One common issue that has been raised in all of these discussions is the exchange of financial resources—a “cost” or “reimbursement,” depending upon your own perspective. As I move between the payer and provider worlds, I still hear all too often a palpable disconnect between the expectations for what level of financial resources is appropriate, and how those resources will be allocated. How do we reconcile the disconnect between the expectations for better pay for performance, quality, and value, and the concurrent expectations for finding savings in the clearly unsustainable costs for healthcare in the United States?
The simple answer is that we are not going to reconcile those disparate views. There is no more money, and discussions of shared savings are self-limiting at best. At some point, someone (probably the government) is going to announce that “x” amount of dollars will be paid for care, and providers will have to scramble to accommodate that amount.
Good oncology practices, both private and hospital-based, will become meticulous about resource management. We, out of necessity, will turn the delivery models upside down. We are not there yet. Models for reform in 2013 have been more about building the “right” models for solid oncology care. Models that evolve for the future will probably be more focused on “manageable models with limited resources” for oncology care.
It is interesting to contrast the business model of dental practices with medical practices. My sister works for a dental practice in New Hampshire. Even the front desk staff knows the costs of opening the doors each day, the resources necessary to provide each service, and the payment ranges for each service. Schedules are carefully managed so that the mix of services that are brought to each doctor each day helps to keep the practice doors open. Additionally, the doctors and the staff work together as a well-oiled machine to keep the doctors doing only what they are trained to do and get paid to do—putting their hands in a patient’s mouth and providing care. You will rarely see one of the doctors chasing charts, patients, or equipment—or waiting. The staff, working as a team, jumps in and provides full support. We haven’t always managed that operational precision in medical practices, but I predict that we will, out of necessity, very soon.
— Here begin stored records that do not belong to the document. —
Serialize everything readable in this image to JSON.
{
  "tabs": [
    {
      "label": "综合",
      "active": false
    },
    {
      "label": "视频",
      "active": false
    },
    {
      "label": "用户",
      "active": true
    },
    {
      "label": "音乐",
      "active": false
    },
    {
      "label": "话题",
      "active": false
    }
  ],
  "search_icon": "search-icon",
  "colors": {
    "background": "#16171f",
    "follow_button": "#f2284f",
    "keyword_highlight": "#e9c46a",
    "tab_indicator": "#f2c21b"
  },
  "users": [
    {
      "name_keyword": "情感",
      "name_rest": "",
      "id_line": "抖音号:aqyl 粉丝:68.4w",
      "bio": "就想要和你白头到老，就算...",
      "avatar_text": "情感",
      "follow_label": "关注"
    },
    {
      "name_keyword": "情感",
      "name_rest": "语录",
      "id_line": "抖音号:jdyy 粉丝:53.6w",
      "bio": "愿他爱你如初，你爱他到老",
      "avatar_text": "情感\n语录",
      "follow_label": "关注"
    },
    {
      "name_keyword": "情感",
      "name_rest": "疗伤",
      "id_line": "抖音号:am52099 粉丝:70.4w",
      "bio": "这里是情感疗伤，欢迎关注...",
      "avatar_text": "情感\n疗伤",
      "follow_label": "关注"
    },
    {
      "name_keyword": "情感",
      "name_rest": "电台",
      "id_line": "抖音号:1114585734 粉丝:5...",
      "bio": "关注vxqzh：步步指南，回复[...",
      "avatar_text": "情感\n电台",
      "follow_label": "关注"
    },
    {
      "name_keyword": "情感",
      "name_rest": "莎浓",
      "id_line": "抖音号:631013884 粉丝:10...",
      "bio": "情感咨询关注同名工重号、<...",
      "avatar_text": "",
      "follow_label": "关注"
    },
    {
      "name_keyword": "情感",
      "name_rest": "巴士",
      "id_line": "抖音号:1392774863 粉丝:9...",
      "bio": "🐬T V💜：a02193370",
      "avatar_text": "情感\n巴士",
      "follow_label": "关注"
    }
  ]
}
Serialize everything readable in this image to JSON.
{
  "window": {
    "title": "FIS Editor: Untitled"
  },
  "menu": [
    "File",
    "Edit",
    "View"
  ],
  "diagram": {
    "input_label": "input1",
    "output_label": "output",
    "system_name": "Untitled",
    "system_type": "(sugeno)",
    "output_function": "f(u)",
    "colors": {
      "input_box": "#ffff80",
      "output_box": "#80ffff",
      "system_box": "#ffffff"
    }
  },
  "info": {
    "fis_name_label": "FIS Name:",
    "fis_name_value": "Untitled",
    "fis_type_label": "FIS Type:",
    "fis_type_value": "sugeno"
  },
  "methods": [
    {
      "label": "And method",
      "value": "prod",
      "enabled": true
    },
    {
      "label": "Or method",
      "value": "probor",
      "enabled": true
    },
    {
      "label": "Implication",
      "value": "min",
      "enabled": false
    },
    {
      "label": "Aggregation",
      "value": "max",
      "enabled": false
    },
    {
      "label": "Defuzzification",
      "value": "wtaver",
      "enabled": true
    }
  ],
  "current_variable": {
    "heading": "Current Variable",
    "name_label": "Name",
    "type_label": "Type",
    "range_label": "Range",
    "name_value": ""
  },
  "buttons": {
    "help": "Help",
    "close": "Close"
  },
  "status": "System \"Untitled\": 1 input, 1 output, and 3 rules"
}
The IOM report on cancer quality raises some interesting points about patient engagement and what patients should start to expect from a practice. In 2014, we will hopefully look at those expectations and retool our operations so that we can respond to those expectations. That may be the catalyst that gets all of us—payers, providers, government, pharmacy, etc—out of the cycle we have been in during the recent years of pilots, several of which are now discovering that they are unattainable or unsustainable without the continuation of start-up funding (which is an unrealistic expectation). At some point, we will find common ground and a way to make the changes that are needed without new cash infusion and without penalizing the patients who need us. Perhaps retooling with more transparency around the costs and using resources in the most effective manner will get us there faster.
The year 2014 will be a watershed year. Hopefully, the lessons we have learned in 2013 will provide the catalyst. We have good practices, and good care, but we can’t keep practicing as we have. Your leadership will be essential. Have a wonderful holiday season, rest up, and get ready to take charge in 2014.